**Work to be completed**
Provide the number of lines below that include "start", without any other words.

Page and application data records
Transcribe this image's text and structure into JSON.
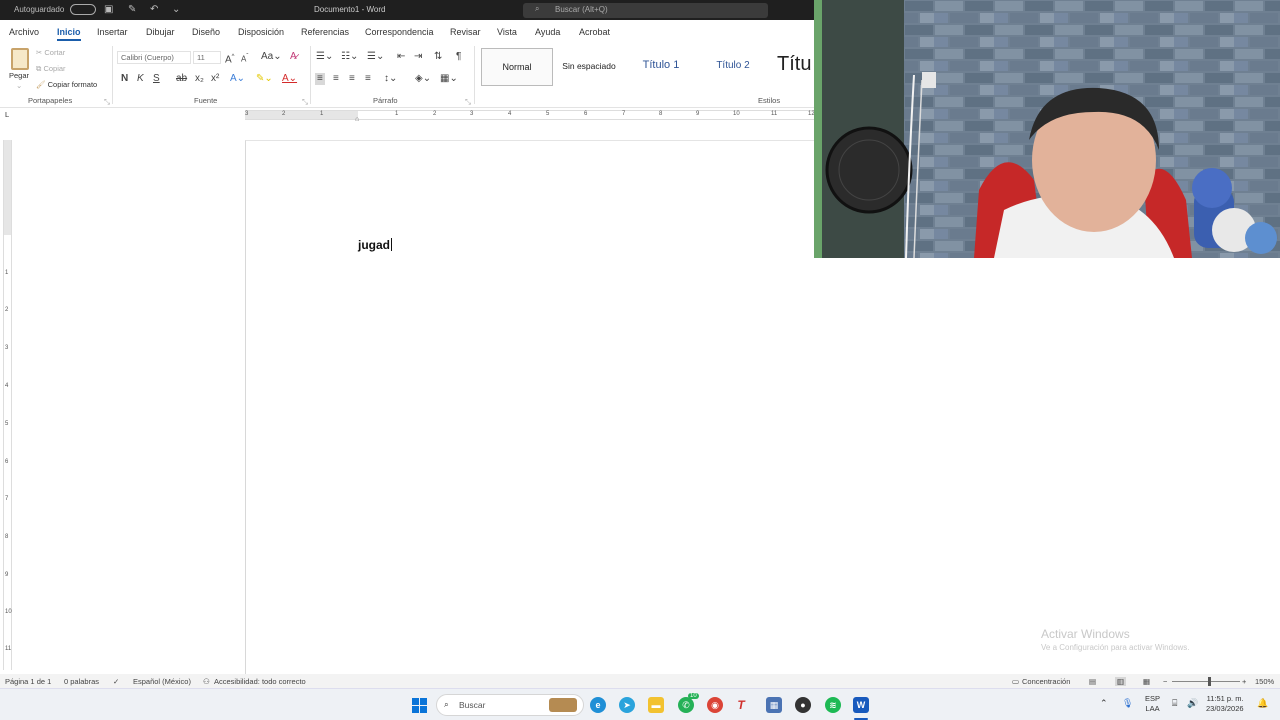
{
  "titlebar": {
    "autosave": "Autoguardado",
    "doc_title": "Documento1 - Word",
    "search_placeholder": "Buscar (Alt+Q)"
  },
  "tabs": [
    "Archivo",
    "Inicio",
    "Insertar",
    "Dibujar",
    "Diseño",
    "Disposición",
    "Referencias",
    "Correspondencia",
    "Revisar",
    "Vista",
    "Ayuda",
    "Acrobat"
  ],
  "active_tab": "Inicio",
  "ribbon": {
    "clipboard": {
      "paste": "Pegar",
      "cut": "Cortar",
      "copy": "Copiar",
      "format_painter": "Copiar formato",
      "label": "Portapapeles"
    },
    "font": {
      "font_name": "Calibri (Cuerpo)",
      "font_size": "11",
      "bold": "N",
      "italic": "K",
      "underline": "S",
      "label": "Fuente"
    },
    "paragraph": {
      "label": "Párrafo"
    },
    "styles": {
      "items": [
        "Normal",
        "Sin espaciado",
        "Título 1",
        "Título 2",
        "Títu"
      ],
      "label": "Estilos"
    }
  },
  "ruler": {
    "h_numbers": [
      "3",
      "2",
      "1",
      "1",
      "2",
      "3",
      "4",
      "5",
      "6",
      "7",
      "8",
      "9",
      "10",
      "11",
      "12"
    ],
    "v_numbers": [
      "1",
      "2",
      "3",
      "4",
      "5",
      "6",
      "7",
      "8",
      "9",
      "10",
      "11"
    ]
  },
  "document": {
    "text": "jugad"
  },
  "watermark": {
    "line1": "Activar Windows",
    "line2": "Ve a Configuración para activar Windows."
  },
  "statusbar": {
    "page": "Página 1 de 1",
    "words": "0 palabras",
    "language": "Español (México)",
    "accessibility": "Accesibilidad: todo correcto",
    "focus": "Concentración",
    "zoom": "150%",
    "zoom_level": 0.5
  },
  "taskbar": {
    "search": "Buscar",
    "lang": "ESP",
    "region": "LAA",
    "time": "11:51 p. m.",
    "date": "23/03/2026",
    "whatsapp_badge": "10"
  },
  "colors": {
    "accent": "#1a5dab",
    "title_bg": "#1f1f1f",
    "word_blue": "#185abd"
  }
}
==
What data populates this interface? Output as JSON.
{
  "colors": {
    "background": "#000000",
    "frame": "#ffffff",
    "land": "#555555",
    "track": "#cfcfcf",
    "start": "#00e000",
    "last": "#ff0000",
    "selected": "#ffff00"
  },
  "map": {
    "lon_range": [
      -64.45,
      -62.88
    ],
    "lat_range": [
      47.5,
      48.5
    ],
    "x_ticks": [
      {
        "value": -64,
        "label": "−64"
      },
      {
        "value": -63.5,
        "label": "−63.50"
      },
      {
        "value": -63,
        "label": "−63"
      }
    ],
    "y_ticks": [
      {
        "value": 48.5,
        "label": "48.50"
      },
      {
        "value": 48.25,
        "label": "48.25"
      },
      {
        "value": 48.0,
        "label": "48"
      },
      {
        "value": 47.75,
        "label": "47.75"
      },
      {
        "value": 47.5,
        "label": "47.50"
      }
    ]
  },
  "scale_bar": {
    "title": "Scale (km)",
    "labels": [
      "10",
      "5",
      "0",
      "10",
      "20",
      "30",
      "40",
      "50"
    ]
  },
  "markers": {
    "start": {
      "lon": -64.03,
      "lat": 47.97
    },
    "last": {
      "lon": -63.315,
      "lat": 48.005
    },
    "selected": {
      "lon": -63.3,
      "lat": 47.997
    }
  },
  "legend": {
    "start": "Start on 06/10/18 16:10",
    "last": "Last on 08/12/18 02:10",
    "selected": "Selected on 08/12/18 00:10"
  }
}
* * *
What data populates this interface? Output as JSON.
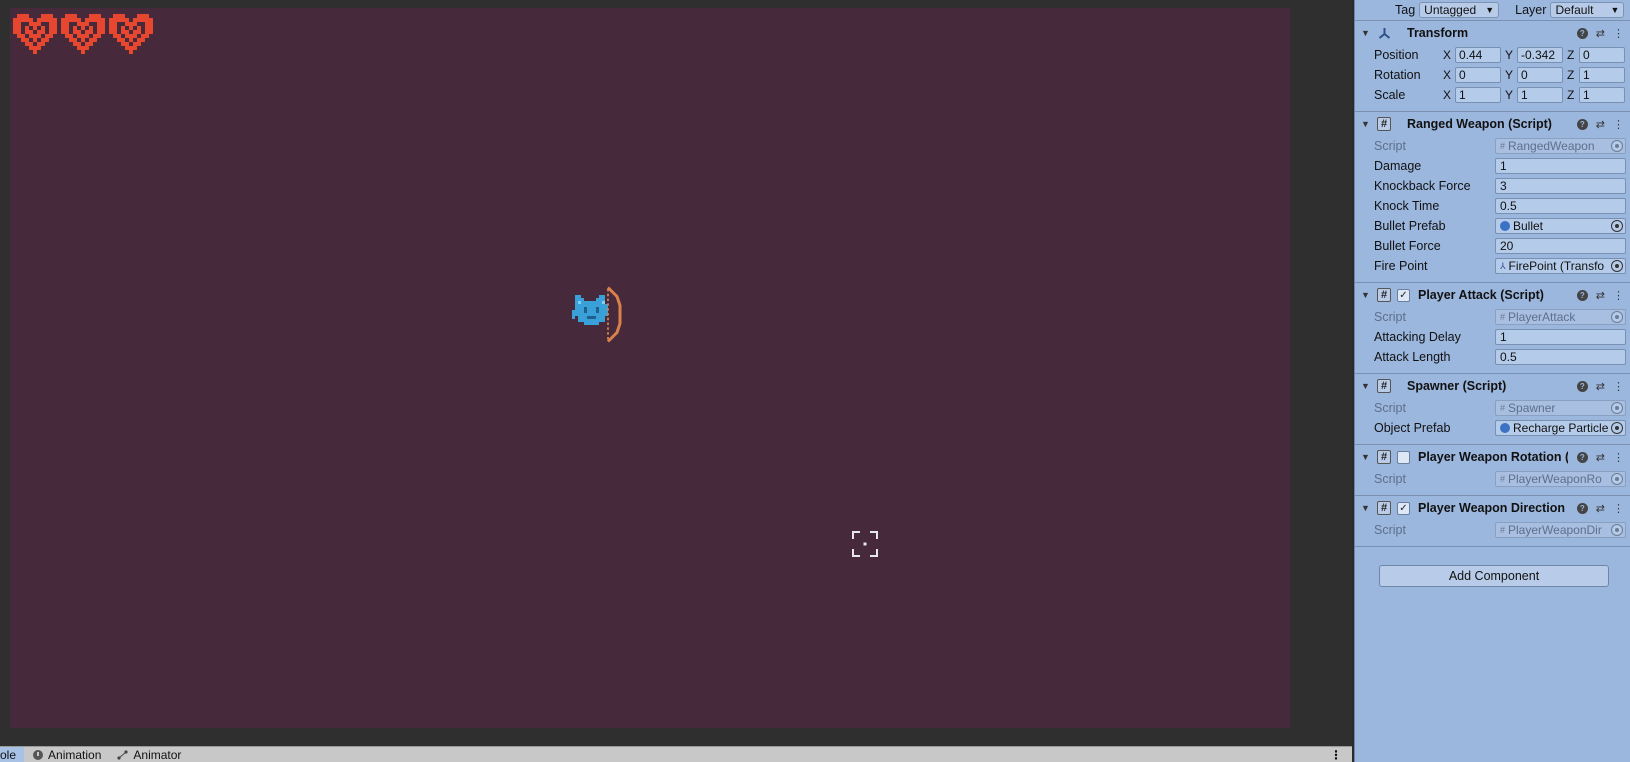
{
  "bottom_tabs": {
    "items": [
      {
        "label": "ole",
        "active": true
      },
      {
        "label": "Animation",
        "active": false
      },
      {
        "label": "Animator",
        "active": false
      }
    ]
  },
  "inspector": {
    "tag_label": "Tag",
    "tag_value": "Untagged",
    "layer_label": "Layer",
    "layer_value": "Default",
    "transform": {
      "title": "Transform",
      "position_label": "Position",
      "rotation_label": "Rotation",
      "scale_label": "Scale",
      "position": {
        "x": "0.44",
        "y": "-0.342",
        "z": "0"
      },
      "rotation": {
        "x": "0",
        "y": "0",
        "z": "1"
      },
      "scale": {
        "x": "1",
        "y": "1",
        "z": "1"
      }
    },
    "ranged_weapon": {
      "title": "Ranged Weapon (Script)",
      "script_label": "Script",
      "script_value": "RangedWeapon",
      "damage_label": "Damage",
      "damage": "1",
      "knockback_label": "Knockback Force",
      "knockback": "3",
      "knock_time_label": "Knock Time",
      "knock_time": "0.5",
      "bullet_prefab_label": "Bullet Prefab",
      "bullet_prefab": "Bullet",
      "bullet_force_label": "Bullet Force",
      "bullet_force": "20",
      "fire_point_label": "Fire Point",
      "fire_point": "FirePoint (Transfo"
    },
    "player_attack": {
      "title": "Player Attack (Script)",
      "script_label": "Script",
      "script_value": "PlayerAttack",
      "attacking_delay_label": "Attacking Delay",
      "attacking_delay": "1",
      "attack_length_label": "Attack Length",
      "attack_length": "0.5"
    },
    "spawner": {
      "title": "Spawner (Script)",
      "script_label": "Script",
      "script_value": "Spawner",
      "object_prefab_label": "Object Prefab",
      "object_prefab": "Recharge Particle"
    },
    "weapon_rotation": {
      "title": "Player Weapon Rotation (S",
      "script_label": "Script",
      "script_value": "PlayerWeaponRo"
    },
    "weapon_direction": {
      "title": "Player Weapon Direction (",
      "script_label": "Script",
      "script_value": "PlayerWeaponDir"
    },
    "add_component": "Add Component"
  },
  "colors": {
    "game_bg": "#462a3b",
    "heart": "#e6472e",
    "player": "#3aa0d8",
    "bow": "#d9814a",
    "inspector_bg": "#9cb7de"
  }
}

**Exercise output**
3